In 2015, 1.8 million people died as a result of tuberculosis. The consumption, as the so dangerous infectious disease in the vernacular means is transmitted via bacteria. What is alarming is that many bacterial strains are resistant to antibiotics. The figures of the World Health Organization (WHO) are frightening: about every 20 seconds a person dies from tuberculosis (TB or TB). A tuberculosis patient can catch up to 15 people a year. One third of the world's population is considered infected. Between 4, 000 and 6, 000 new cases are reported annually in Germany.
Tuberculosis - a defeated disease?
For many years it was believed that tuberculosis, like pest and leprosy, was defeated thanks to modern medicines, better health care and hygiene. For the western industrialized countries this is largely true. But the immunodeficiency syndrome AIDS and the greater mobility of people through travel or immigration is a reason for the return of tuberculosis.
Dissemination of resistance
In Africa, Eastern Europe and Central Asia, the disease has become one of the biggest medical problems. Particularly dramatic for the sufferers is the fact that increasingly spread bacterial strains, which are resistant to most antibiotics and classical tuberculosis drugs. Such a strain - term multidrug-resistant tuberculosis (MDR-TB) - has been detected in more than 100 countries, including Western Europe and North America. Such strains develop when patients prematurely stop treatment, which is predominantly the case in the poorer countries of the world.
Resistance develops because not all bacteria are killed during therapy. That is why, especially in tuberculosis treatment, combinations of drugs are used to destroy as many germs as possible. In addition, the application must be done long enough. If patients take the medication irregularly or stop treatment, there is a risk of the disease flaring up again - this time with resistant germs.
Transmission by droplet infection
Tuberculosis is a chronic infectious disease that is almost always transmitted by tubercle bacteria via droplet infection. The pathogens are inhaled, enter the lungs. Here, the phagocytes (macrophages) attack the bacteria, but thanks to a special protective mechanism, most bacteria survive.
When the phagocyte disintegrates after work, the bacteria can become active again, new macrophages must be produced. This creates a first inflammatory focus, the so-called primary tuberculosis.
Tuberculosis: course and symptoms
Often the body protects itself by encapsulating the focus of inflammation - the pathogens do not spread further. The infected person feels no complaints. But often enough - sometimes after years - and favored by a weakened immune system, the pathogens of tuberculosis find their way into the body. Again inflammatory foci develop, not only in the lungs, but also in the kidneys, bones or brain.

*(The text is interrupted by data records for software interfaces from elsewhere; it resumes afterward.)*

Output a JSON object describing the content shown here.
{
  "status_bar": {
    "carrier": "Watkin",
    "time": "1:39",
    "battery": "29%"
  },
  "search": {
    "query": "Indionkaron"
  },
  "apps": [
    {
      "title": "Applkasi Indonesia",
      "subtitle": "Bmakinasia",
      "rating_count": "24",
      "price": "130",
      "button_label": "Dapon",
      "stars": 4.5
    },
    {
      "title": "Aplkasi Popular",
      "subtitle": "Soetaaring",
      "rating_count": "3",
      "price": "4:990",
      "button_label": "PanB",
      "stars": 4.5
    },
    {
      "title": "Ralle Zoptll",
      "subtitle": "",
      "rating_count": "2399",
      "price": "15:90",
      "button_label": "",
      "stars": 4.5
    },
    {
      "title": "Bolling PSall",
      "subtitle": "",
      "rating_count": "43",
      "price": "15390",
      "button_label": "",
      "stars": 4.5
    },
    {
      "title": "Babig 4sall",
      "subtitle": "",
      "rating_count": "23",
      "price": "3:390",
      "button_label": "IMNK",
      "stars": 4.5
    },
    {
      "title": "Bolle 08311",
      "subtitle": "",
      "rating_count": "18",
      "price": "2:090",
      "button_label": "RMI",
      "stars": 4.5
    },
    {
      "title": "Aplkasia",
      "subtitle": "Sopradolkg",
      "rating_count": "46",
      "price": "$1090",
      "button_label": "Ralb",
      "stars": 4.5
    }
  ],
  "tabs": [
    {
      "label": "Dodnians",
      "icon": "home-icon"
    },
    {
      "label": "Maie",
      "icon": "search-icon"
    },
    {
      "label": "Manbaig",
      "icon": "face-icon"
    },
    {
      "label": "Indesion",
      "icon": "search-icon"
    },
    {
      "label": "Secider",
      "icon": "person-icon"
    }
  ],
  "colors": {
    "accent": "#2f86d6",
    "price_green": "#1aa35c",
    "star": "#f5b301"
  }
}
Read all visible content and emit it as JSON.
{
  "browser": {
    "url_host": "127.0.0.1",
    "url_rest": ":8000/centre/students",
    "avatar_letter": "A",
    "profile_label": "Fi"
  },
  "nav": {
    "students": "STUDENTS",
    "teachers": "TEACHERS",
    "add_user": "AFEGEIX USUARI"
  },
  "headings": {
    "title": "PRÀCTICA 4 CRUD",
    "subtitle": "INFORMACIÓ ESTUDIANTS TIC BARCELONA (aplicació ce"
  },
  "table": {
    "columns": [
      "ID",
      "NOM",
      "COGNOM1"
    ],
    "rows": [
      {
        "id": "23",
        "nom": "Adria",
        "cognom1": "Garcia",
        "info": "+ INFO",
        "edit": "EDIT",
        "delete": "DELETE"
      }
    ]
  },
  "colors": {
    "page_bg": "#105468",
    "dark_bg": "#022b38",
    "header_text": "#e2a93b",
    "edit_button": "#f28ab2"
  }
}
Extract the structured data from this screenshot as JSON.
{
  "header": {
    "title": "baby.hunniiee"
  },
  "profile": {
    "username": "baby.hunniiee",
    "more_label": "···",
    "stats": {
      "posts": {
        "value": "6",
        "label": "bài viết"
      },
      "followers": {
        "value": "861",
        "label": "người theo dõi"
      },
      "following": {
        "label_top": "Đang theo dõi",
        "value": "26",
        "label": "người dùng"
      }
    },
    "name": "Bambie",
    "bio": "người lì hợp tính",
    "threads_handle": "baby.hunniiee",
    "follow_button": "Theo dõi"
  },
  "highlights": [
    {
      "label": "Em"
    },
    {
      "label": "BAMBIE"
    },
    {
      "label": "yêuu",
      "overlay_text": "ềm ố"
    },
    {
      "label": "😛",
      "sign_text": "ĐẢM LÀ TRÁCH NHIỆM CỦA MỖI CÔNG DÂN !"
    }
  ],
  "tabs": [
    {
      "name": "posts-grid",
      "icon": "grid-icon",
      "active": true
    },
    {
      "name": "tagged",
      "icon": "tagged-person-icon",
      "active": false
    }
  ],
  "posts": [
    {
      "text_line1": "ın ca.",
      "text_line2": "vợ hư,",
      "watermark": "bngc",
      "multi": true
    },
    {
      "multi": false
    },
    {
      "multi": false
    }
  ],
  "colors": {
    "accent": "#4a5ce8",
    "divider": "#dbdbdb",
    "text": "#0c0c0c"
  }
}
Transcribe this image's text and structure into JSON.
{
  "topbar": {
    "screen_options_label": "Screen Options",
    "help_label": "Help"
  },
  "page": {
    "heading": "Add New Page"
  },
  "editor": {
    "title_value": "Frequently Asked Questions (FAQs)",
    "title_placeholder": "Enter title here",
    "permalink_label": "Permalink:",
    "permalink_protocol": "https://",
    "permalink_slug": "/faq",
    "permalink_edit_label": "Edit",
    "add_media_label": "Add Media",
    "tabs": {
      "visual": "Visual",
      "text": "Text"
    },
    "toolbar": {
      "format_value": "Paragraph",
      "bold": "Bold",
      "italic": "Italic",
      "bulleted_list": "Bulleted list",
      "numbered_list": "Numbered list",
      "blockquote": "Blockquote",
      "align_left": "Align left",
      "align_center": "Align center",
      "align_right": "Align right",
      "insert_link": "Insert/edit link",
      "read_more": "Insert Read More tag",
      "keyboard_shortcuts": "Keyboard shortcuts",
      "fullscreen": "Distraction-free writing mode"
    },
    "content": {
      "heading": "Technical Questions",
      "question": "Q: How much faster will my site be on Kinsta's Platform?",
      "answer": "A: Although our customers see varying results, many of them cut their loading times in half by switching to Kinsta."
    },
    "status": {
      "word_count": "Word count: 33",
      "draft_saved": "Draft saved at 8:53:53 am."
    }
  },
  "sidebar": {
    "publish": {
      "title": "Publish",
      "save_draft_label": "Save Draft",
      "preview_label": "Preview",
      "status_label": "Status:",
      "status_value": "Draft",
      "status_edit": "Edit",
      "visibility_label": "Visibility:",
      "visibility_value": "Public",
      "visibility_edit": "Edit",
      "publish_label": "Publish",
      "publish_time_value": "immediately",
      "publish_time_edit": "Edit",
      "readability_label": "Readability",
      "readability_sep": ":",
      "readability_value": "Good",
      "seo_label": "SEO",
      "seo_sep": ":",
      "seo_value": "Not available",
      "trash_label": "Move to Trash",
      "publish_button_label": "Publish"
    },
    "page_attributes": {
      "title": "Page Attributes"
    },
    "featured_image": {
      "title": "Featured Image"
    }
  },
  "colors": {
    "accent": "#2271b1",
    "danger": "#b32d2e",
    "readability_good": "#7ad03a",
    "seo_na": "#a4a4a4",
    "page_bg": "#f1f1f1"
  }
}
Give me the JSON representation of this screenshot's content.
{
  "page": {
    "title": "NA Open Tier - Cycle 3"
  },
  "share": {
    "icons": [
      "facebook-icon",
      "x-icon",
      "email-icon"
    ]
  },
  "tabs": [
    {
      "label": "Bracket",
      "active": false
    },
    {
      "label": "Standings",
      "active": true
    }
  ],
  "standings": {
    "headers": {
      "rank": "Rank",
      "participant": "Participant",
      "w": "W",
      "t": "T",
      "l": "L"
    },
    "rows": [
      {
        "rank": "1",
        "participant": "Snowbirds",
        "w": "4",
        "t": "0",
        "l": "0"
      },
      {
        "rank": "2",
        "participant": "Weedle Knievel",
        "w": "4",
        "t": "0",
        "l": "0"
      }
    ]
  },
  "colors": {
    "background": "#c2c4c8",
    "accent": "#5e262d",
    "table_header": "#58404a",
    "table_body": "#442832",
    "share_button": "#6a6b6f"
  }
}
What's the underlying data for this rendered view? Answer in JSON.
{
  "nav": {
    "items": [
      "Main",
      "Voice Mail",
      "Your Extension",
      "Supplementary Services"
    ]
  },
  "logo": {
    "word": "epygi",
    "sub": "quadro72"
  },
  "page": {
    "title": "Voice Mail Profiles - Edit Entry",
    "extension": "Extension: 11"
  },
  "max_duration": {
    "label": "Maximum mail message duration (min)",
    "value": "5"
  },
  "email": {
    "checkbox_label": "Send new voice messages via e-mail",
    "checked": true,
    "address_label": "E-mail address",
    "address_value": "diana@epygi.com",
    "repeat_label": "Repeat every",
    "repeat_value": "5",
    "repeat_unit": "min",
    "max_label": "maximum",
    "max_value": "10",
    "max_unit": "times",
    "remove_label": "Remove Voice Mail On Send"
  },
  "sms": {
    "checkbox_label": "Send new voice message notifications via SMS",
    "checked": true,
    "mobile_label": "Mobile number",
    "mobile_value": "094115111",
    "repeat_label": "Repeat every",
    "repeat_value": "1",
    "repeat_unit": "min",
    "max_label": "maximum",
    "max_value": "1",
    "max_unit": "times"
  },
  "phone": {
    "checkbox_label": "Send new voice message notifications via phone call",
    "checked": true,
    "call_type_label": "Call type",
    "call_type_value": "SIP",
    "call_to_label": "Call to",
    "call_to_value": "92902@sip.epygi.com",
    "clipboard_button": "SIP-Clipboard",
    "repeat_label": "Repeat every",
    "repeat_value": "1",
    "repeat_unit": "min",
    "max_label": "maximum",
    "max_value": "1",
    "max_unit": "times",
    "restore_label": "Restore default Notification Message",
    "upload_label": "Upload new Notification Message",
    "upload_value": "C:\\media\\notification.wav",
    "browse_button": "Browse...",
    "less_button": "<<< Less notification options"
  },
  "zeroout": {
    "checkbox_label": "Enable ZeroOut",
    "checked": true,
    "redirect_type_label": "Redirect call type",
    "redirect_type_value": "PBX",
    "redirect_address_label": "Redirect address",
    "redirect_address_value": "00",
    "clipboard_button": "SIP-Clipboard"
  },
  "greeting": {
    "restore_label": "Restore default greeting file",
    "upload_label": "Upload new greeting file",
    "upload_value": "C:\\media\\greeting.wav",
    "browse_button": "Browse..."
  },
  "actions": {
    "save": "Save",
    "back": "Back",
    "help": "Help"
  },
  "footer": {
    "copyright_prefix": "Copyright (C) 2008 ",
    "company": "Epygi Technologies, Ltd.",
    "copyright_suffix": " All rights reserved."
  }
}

The treachery of tuberculosis is its creeping course: coughing, nocturnal moderate fever attacks and weight loss are symptoms that may also point to other infectious diseases. For weeks of coughing with bloody sputum and severe physical weakness (hence the name consumption) the symptoms are already clearer.
Evidence of tuberculosis
The clear evidence is only possible by a clinical-chemical analysis, for example, the bronchial secretion.
In addition, there is the tuberculin test: A substance that is obtained from the capsules of tuberculosis bacteria is injected via a punch into the skin; a skin reaction (usually a palpable nodule) at the earliest after 72 hours indicates an infection, even if it is not an open tuberculosis.
Open tuberculosis is notifiable
Tuberculosis is contagious when a focus of inflammation breaks out, because now the pathogens reach the outside. This is the dreaded open tuberculosis that must be reported to the health department immediately. The patients are isolated because the risk of infection is very high.
The incubation period is between four and six weeks.
Treatment of tuberculosis
The infectious disease is curable if patients are treated promptly and consistently with appropriate medication. Tuberculosis is treated with a combination of several antibiotics that must be administered for about nine months. The patient must be examined regularly for two years.
Vaccination against tuberculosis
A survived tuberculosis does not protect against a new infection. Therefore, vaccination is only useful for certain people, such as medical nurses or infants and the elderly, which are exposed to a higher risk of infection, for example by infected relatives.
During vaccination, certain immune cells are activated, which ultimately reduces the risk of infection. However, according to WHO tests, numerous vaccinated individuals have experienced a general deterioration of the body's own defenses, including complications such as abscesses at the injection site, bone and bone marrow inflammations and meningitis.
Discovery of tuberculosis
On March 24, 1882, Dr. Robert Koch, head of the bacteriological department of the imperial health department in Berlin, in his lecture "Etiology of tuberculosis" of the discovery of the tubercle bacterium. Koch developed a vaccine against tuberculosis a few years later.
Due to his merits, the disease is also called "Koch's disease".